FIFA sponsors and partners have started to raise eyebrows on corruption allegations. Recently, Visa and Mastercard asked for more transparency from FIFA. Sony decided not to renew their sponsorship deal, and prior to all this, Emirates also pulled out as a FIFA partner.
The whole turmoil got to another level. Let’s recap.
– September 5, Michael Garcia submitted the report about the 2018 and 2022 World Cup bidding process.
– November 13, FIFA released a 42-page summary of Garcia report which clears Russia and Qatar of corruption, and at the same time throwing out whistleblowers identity Phaedra Almajid and Bonita Mersiades in the process.
– 13 September, former US District Attorney Michael Garcia claims summary of his report is ‘materially incomplete’ and contains ‘erroneous representations’.
– 20 November, Garcia and FIFA ethics judge Hans-Joachim Eckert agree to release full report to organisation’s compliance chief, Domenico Scala.
– 16 December, FIFA deems Garcia’s complaint against Eckert’s summary of his report is “not admissible”.
– 17 December Michael Garcia quits as independent chairman of the Fifa Ethics Committee’s Investigatory Chamber.
– 19 December, 2014 – Fifa agrees to release full Garcia report [Source: BBC]
The question now is how far does this whole thing needs to go on until sponsors, and football associations take a stand, put their foot down and say stop?
Can a revolution happen where the football nations (regardless of their influence) and sponsors will jump out of a boat that is splashed with claims of corruption and collusion, lack of transparency and ethic values?
Can a revolution happen where football nations will unite, create their own tournament that will attract sponsors, broadcasters, and affiliates that would want to pitch in into a brand new transparent football governing body?
I often point out on this blog that without sponsors and partners, there is no event.

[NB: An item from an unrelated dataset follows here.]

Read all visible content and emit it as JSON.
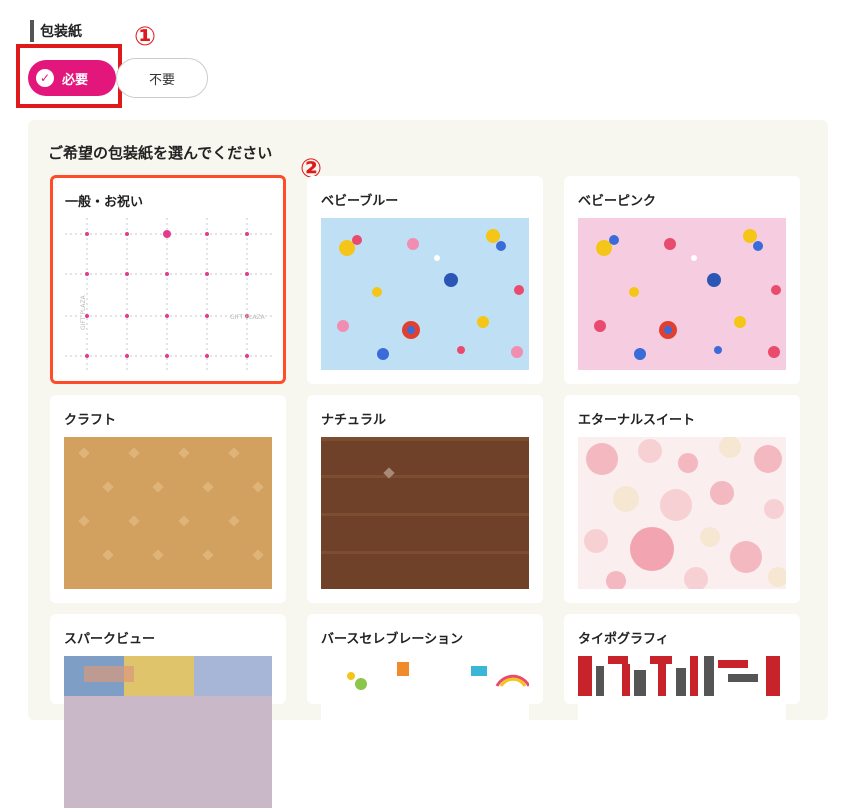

From a marketing standpoint, I believe the World Cup sponsorship format is solid and consistent. It allows sponsors to generate significant revenue, provides a unique platform to show their products and activate onsite, online and come up with creative stuff.
But is it really worth being linked to a rights holder that is under the spotlight for the wrong reasons?
Nike showed significant brand exposure during the 2014 World Cup, yet the swoosh is neither a World Cup nor a FIFA sponsor.
World Cup partners contribute up to $400 million and in return, benefit from brand exposure and significant marketing rights and protection from the rights holder.
Can World Cup sponsors bring their sponsorship money to a new World Cup setup with Football Associations who dropped out of FIFA? How fans would respond to a ‘dissident’ World Cup? How the world would respond to an event created in protest to the traditional one?
That would be a radical move, an unprecedented revolution, a violent one.
“Those who make peaceful revolution impossible will make violent revolution inevitable.” John F. Kennedy.